In reaching its decision the commission determined that the newspaper distributor did not control the means and manner by which the street vendors sold the newspapers. The distributor did not bar the vendors from selling newspapers for other distributors. Although the street vendors were guaranteed $26.50 a day, which amounted to the proceeds of 53 newspapers, the vendors could sell as many newspapers as they wanted to, for as long as they chose. The distributors did not provide the vendors with leave or retirement benefits and did not pay workers' compensation or Social Security taxes for the vendors. Secretary of Labor v. AAA Delivery Services.

Eleventh Circuit Requires Reasonable Accommodation for Employees Regarded as Disabled

The Eleventh Circuit has decided that the Americans with Disabilities Act requires the reasonable accommodation of employees regarded as disabled. Cris D'Angelo was fired after ConAgra determined that the symptoms of vertigo she experienced while watching conveyor belts rendered her unqualified for her job. The court concluded that the plain language of the ADA yields no statutory basis for treating individuals differently who are disabled in the actual-impairment sense and those who are disabled only in the regarded-as sense.

Although it recognized that a majority of circuits have held that "regarded as" employees are not entitled to reasonable accommodation, the Eleventh Circuit concluded that under the plain language of the ADA, employers are obliged to provide reasonable accommodations for individuals falling within any of the ADA's definitions of disabled, including those " 'regarded as' being disabled." It concluded that the statutory language of the ADA offered no grounds for differentiating between the types of disability defined in the Act.

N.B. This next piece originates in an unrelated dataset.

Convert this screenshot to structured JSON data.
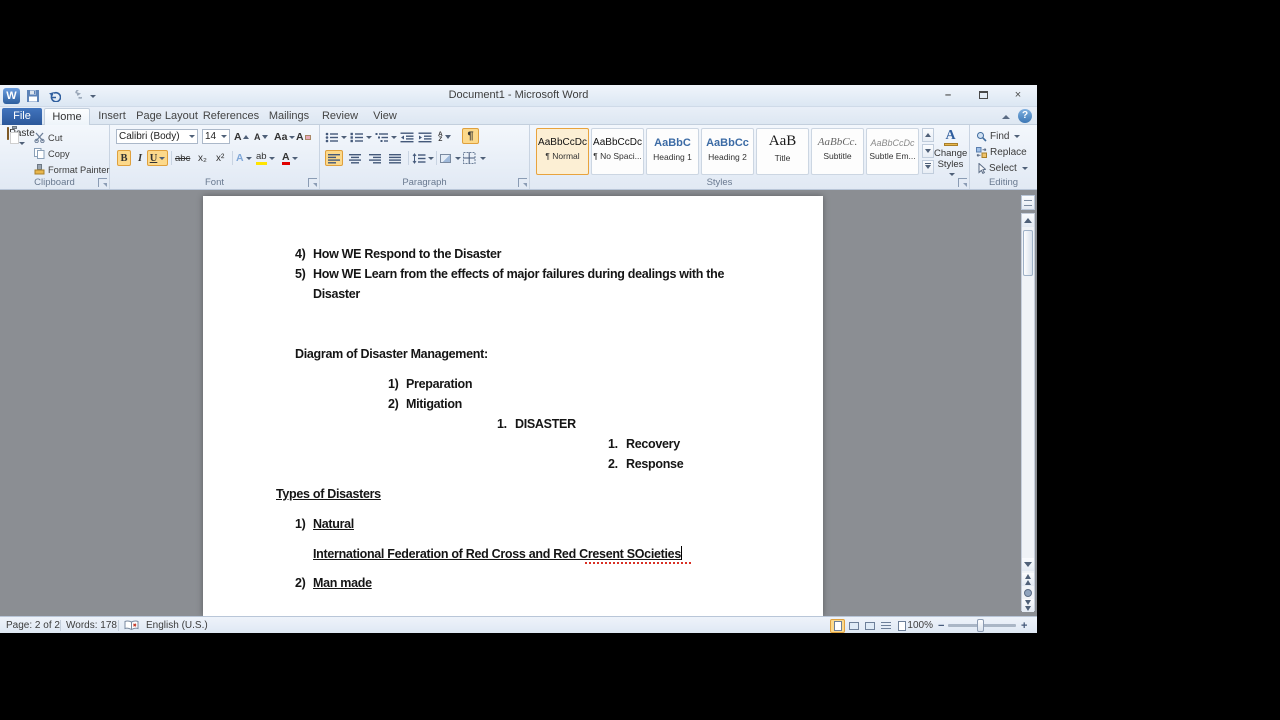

The court drew support from a 1987 U.S. Supreme Court case decided under the Rehabilitation Act of 1973 and the ADA's express incorporation of many of that Act's implementing regulations. It reasoned that "Since the Rehabilitation Act required employers to accommodate employees who were disabled in the regarded-as sense, we can find no principled basis for concluding that the more expansive ADA does not." It regarded as unpersuasive rationale used by courts that took a contrary view--that requiring employers to accommodate individuals they merely regard as disabled would produce anomalous results. It concluded that this rationale ignored the principle that courts are not authorized to rewrite a statute because they might deem its effects susceptible of improvement. It also questioned whether the results might be as "bizarre" as suggested. D'Angelo v. ConAgra Foods Inc. d/b/a Singleton Seafood Fla.